Afghan Govt: Differences Remain on US Pact

Disputes State Dept Claim Pact Is Going to Loya Jirga for Vote

US State Department claims that the Bilateral Security Agreement (BSA) with Afghanistan is essentially complete and will be submitted to the Loya Jirga for ratification are untrue, according to a spokesman for President Hamid Karzai, who insists that significant “differences” remains.

Spokesman Aimal Faizi says that the text will be presented to the Loya Jirga along with an explanation of the outstanding issues, but that it is not a “finalized” text and they’re not seeking the jirga’s approval for it.

The Obama Administration has demanded that the deal be finalized by the end of October, threatening to withdraw all US troops from Afghanistan if the Karzai government didn’t give in by then. The US claims that the deal was virtually “done” seems to have been wishful thinking based on that goal.

The reality, however, is that with President Karzai leaving office in early 2014, the threat of a US withdrawal in late 2014 simply doesn’t carry a lot of weight, and the Afghans seem determined to continue to seek better terms than the US is willing to offer.

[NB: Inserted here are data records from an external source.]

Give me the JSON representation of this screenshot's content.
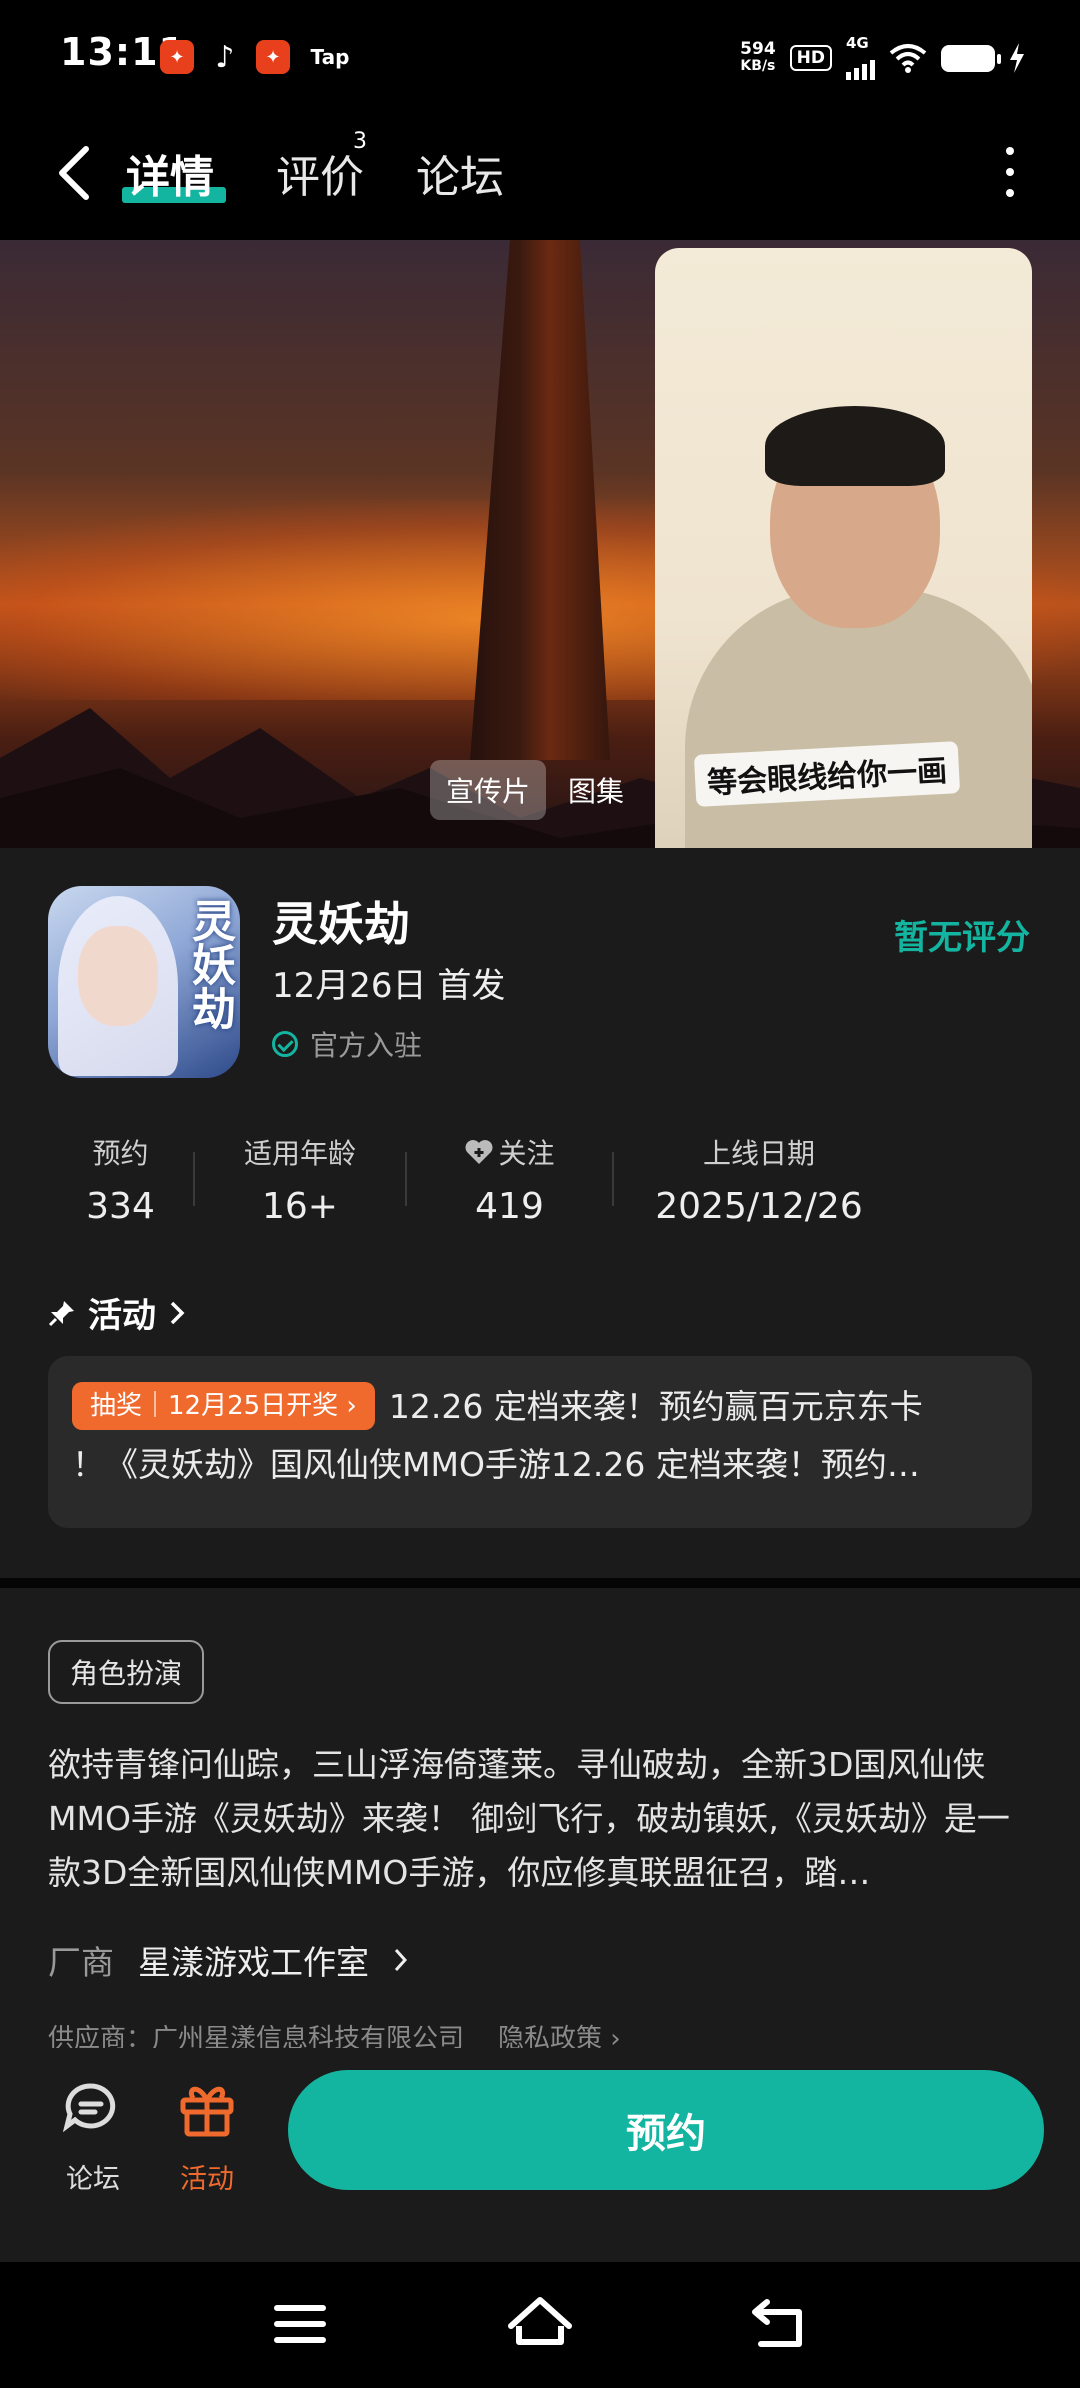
{
  "status_bar": {
    "time": "13:11",
    "tap_label": "Tap",
    "net_speed_value": "594",
    "net_speed_unit": "KB/s",
    "hd": "HD",
    "network": "4G"
  },
  "nav": {
    "tabs": [
      {
        "label": "详情",
        "active": true
      },
      {
        "label": "评价",
        "badge": "3"
      },
      {
        "label": "论坛"
      }
    ]
  },
  "hero": {
    "tags": [
      "宣传片",
      "图集"
    ]
  },
  "pip": {
    "caption": "等会眼线给你一画"
  },
  "game": {
    "title": "灵妖劫",
    "icon_text": "灵妖劫",
    "release": "12月26日 首发",
    "official": "官方入驻",
    "rating_text": "暂无评分"
  },
  "stats": [
    {
      "label": "预约",
      "value": "334"
    },
    {
      "label": "适用年龄",
      "value": "16+"
    },
    {
      "label": "关注",
      "value": "419"
    },
    {
      "label": "上线日期",
      "value": "2025/12/26"
    }
  ],
  "activity": {
    "heading": "活动",
    "pill": "抽奖｜12月25日开奖",
    "text_line1": "12.26 定档来袭！预约赢百元京东卡",
    "text_line2": "！《灵妖劫》国风仙侠MMO手游12.26 定档来袭！预约…"
  },
  "description": {
    "genre": "角色扮演",
    "text": "欲持青锋问仙踪，三山浮海倚蓬莱。寻仙破劫，全新3D国风仙侠MMO手游《灵妖劫》来袭！ 御剑飞行，破劫镇妖,《灵妖劫》是一款3D全新国风仙侠MMO手游，你应修真联盟征召，踏…",
    "vendor_key": "厂商",
    "vendor_value": "星漾游戏工作室",
    "supplier": "供应商：广州星漾信息科技有限公司",
    "privacy": "隐私政策"
  },
  "action_bar": {
    "forum_label": "论坛",
    "activity_label": "活动",
    "reserve_label": "预约"
  },
  "colors": {
    "accent": "#14b5a0",
    "orange": "#f06a2e",
    "background": "#1b1b1b"
  }
}
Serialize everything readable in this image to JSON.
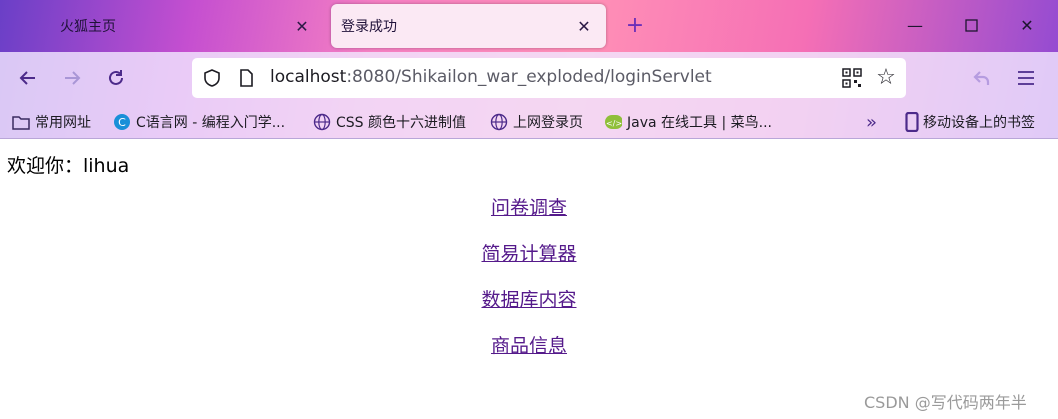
{
  "tabs": [
    {
      "title": "火狐主页",
      "active": false
    },
    {
      "title": "登录成功",
      "active": true
    }
  ],
  "toolbar": {
    "url_host": "localhost",
    "url_rest": ":8080/Shikailon_war_exploded/loginServlet"
  },
  "bookmarks": [
    {
      "label": "常用网址",
      "icon": "folder-icon"
    },
    {
      "label": "C语言网 - 编程入门学...",
      "icon": "c-site-icon"
    },
    {
      "label": "CSS 颜色十六进制值",
      "icon": "globe-icon"
    },
    {
      "label": "上网登录页",
      "icon": "globe-icon"
    },
    {
      "label": "Java 在线工具 | 菜鸟...",
      "icon": "runoob-icon"
    },
    {
      "label": "移动设备上的书签",
      "icon": "mobile-icon"
    }
  ],
  "page": {
    "welcome": "欢迎你：lihua",
    "links": [
      "问卷调查",
      "简易计算器",
      "数据库内容",
      "商品信息"
    ]
  },
  "watermark": "CSDN @写代码两年半",
  "colors": {
    "accent": "#6b2fb8",
    "visited_link": "#551a8b"
  }
}
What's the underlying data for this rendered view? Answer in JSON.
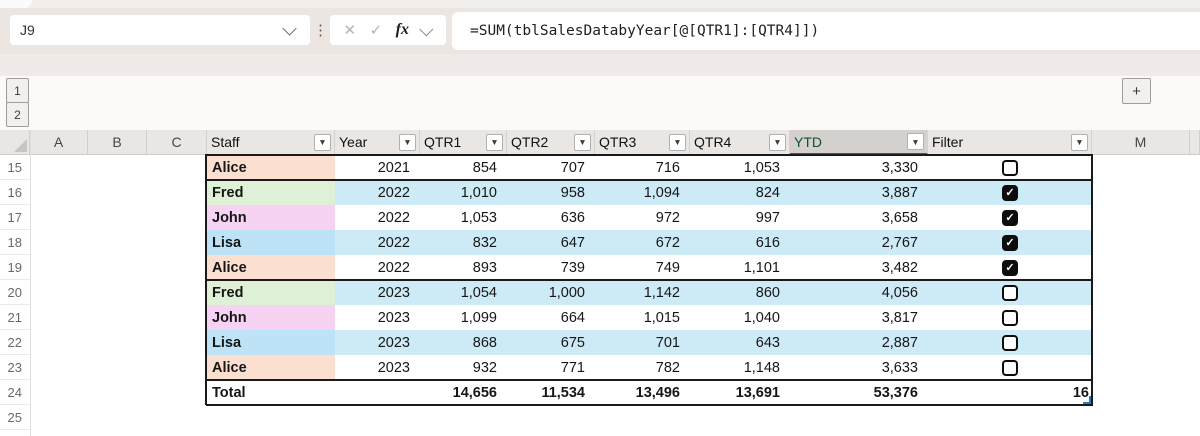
{
  "formula_bar": {
    "name_box_value": "J9",
    "formula": "=SUM(tblSalesDatabyYear[@[QTR1]:[QTR4]])",
    "cancel_icon": "✕",
    "enter_icon": "✓",
    "fx_label": "fx",
    "more_dots": "⋮"
  },
  "outline": {
    "level1_label": "1",
    "level2_label": "2",
    "expand_label": "+"
  },
  "sheet": {
    "column_letters_left": [
      "A",
      "B",
      "C"
    ],
    "column_letter_right": "M",
    "row_numbers": [
      "15",
      "16",
      "17",
      "18",
      "19",
      "20",
      "21",
      "22",
      "23",
      "24",
      "25"
    ]
  },
  "icons": {
    "dropdown_arrow": "▼",
    "check": "✓"
  },
  "table": {
    "headers": [
      "Staff",
      "Year",
      "QTR1",
      "QTR2",
      "QTR3",
      "QTR4",
      "YTD",
      "Filter"
    ],
    "selected_header": "YTD",
    "rows": [
      {
        "row": "15",
        "staff": "Alice",
        "staff_color": "alice",
        "year": "2021",
        "qtr1": "854",
        "qtr2": "707",
        "qtr3": "716",
        "qtr4": "1,053",
        "ytd": "3,330",
        "checked": false,
        "banded": false,
        "group_end": true
      },
      {
        "row": "16",
        "staff": "Fred",
        "staff_color": "fred",
        "year": "2022",
        "qtr1": "1,010",
        "qtr2": "958",
        "qtr3": "1,094",
        "qtr4": "824",
        "ytd": "3,887",
        "checked": true,
        "banded": true,
        "group_end": false
      },
      {
        "row": "17",
        "staff": "John",
        "staff_color": "john",
        "year": "2022",
        "qtr1": "1,053",
        "qtr2": "636",
        "qtr3": "972",
        "qtr4": "997",
        "ytd": "3,658",
        "checked": true,
        "banded": false,
        "group_end": false
      },
      {
        "row": "18",
        "staff": "Lisa",
        "staff_color": "lisa",
        "year": "2022",
        "qtr1": "832",
        "qtr2": "647",
        "qtr3": "672",
        "qtr4": "616",
        "ytd": "2,767",
        "checked": true,
        "banded": true,
        "group_end": false
      },
      {
        "row": "19",
        "staff": "Alice",
        "staff_color": "alice",
        "year": "2022",
        "qtr1": "893",
        "qtr2": "739",
        "qtr3": "749",
        "qtr4": "1,101",
        "ytd": "3,482",
        "checked": true,
        "banded": false,
        "group_end": true
      },
      {
        "row": "20",
        "staff": "Fred",
        "staff_color": "fred",
        "year": "2023",
        "qtr1": "1,054",
        "qtr2": "1,000",
        "qtr3": "1,142",
        "qtr4": "860",
        "ytd": "4,056",
        "checked": false,
        "banded": true,
        "group_end": false
      },
      {
        "row": "21",
        "staff": "John",
        "staff_color": "john",
        "year": "2023",
        "qtr1": "1,099",
        "qtr2": "664",
        "qtr3": "1,015",
        "qtr4": "1,040",
        "ytd": "3,817",
        "checked": false,
        "banded": false,
        "group_end": false
      },
      {
        "row": "22",
        "staff": "Lisa",
        "staff_color": "lisa",
        "year": "2023",
        "qtr1": "868",
        "qtr2": "675",
        "qtr3": "701",
        "qtr4": "643",
        "ytd": "2,887",
        "checked": false,
        "banded": true,
        "group_end": false
      },
      {
        "row": "23",
        "staff": "Alice",
        "staff_color": "alice",
        "year": "2023",
        "qtr1": "932",
        "qtr2": "771",
        "qtr3": "782",
        "qtr4": "1,148",
        "ytd": "3,633",
        "checked": false,
        "banded": false,
        "group_end": true
      }
    ],
    "total_row": {
      "row": "24",
      "label": "Total",
      "year": "",
      "qtr1": "14,656",
      "qtr2": "11,534",
      "qtr3": "13,496",
      "qtr4": "13,691",
      "ytd": "53,376",
      "filter": "16"
    },
    "empty_row": "25"
  },
  "colors": {
    "accent_green": "#107C41",
    "band_blue": "#cdeaf7",
    "staff_alice": "#fbdfd0",
    "staff_fred": "#def0d6",
    "staff_john": "#f6d3f3",
    "staff_lisa": "#bfe3f6",
    "checkbox_black": "#0d0d0d"
  }
}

The remaining dispute remains the US demand for full immunity for troops from the Afghan legal system. Though Secretary of State John Kerry insists all such deals are “standard,” the US actually does allow some nations to prosecute US troops for crimes committed on their soil, and remains adamant that they won’t allow any such deal with the Afghans.

Author: Jason Ditz

Jason Ditz is Senior Editor for He has 20 years of experience in foreign policy research and his work has appeared in The American Conservative, Responsible Statecraft, Forbes, Toronto Star, Minneapolis Star-Tribune, Providence Journal, Washington Times, and the Detroit Free Press.